Problem to work on ->
Show each line of the records in which the word "JSON" occurs.

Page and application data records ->
########################################

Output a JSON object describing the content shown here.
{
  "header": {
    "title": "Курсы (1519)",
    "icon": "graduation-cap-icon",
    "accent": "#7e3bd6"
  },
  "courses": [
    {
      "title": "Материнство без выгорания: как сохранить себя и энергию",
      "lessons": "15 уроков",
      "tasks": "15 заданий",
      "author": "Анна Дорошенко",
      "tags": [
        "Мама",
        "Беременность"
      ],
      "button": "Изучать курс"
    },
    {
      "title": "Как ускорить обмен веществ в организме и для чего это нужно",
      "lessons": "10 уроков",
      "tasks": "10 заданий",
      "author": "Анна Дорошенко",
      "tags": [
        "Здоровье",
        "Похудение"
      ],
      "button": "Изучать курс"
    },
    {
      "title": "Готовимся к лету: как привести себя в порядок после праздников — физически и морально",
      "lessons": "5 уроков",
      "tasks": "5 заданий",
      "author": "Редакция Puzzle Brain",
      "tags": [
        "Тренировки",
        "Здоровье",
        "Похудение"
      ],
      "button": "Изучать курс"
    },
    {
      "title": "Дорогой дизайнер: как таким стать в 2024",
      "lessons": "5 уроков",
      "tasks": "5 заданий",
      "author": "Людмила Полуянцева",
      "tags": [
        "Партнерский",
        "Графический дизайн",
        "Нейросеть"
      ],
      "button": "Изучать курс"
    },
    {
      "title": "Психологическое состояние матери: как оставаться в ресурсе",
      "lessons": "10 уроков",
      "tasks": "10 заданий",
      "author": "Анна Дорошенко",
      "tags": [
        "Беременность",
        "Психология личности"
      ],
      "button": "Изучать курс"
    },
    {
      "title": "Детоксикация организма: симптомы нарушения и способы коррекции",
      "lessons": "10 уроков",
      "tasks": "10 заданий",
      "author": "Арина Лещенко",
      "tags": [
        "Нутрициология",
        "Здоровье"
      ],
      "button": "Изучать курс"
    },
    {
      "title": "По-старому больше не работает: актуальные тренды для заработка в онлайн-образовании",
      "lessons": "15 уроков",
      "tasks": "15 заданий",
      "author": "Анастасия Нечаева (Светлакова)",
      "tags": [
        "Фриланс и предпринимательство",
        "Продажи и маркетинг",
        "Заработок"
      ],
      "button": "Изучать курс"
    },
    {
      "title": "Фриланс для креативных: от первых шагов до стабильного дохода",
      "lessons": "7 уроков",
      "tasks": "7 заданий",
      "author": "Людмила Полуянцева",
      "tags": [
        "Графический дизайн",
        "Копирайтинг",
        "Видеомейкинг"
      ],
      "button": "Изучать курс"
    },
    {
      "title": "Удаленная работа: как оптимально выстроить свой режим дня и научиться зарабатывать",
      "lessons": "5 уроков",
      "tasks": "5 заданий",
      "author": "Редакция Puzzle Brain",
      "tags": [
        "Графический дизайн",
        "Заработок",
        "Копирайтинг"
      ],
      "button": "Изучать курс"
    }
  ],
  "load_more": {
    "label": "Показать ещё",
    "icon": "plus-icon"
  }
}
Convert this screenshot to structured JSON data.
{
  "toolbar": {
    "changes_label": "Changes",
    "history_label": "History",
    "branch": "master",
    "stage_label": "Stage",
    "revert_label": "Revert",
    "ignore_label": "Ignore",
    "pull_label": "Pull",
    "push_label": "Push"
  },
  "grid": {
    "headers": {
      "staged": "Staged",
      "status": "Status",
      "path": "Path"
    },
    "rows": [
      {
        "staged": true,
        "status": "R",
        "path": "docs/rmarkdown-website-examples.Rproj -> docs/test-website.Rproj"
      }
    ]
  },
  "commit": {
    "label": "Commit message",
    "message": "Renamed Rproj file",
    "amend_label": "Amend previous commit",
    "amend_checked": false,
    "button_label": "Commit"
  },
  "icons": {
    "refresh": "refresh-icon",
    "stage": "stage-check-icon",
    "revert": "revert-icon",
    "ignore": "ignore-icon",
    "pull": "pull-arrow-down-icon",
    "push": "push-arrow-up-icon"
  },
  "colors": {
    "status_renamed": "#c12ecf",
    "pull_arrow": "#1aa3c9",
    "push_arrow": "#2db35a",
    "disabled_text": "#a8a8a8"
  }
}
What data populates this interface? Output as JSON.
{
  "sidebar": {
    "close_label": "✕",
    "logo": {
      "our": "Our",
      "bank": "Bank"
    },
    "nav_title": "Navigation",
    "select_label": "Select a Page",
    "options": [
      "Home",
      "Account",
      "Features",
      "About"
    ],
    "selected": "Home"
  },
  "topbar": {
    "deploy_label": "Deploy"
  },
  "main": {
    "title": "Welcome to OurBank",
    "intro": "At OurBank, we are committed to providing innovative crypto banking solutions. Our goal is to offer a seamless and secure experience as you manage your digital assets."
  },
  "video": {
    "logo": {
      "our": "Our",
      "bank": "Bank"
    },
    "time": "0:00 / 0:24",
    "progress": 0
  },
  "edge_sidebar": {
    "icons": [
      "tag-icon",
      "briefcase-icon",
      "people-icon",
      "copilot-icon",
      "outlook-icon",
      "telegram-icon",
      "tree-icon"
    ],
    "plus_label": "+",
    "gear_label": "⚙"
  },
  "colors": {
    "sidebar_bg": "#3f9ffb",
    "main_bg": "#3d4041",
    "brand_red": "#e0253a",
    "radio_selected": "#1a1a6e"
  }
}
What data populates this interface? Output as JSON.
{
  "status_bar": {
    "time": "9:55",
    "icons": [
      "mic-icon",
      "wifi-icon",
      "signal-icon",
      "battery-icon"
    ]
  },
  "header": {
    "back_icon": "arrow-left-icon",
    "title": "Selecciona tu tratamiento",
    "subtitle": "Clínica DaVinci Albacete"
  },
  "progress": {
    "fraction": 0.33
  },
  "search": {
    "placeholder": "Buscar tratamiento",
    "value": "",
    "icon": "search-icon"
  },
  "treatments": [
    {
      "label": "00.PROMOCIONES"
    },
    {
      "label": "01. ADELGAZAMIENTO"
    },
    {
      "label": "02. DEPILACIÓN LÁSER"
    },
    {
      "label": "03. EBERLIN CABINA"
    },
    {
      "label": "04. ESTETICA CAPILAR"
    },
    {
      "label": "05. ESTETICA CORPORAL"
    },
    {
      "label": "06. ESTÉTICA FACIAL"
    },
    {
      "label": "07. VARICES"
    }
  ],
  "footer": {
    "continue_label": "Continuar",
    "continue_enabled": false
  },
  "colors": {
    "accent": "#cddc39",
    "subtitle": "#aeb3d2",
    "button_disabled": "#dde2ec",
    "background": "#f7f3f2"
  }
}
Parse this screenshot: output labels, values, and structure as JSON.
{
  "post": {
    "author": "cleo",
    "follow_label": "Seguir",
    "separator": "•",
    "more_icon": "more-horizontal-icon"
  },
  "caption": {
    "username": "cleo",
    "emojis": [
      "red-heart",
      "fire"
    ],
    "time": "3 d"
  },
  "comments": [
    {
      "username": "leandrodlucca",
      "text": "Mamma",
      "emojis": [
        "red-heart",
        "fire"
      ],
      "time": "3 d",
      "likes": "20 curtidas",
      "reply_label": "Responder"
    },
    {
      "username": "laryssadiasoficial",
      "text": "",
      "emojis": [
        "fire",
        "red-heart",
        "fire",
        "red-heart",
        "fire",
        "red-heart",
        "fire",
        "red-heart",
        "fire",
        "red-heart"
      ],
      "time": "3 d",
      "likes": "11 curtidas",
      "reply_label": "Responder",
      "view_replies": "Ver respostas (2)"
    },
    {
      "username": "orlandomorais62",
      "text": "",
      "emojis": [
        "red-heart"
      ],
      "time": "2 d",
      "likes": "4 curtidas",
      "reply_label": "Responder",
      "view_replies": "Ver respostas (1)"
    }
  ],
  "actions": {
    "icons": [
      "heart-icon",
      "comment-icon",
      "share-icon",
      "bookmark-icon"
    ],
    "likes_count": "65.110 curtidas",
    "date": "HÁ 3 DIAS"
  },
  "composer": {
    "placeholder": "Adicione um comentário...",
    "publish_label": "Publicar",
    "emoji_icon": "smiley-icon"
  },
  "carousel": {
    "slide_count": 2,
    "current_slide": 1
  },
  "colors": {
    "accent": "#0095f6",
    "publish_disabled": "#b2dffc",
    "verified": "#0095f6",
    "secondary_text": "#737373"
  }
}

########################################

Answer to this exercise ->
Output a JSON object describing the content shown here.
Convert this screenshot to structured JSON data.
What data populates this interface? Output as JSON.
What data populates this interface? Output as JSON.
Parse this screenshot: output labels, values, and structure as JSON.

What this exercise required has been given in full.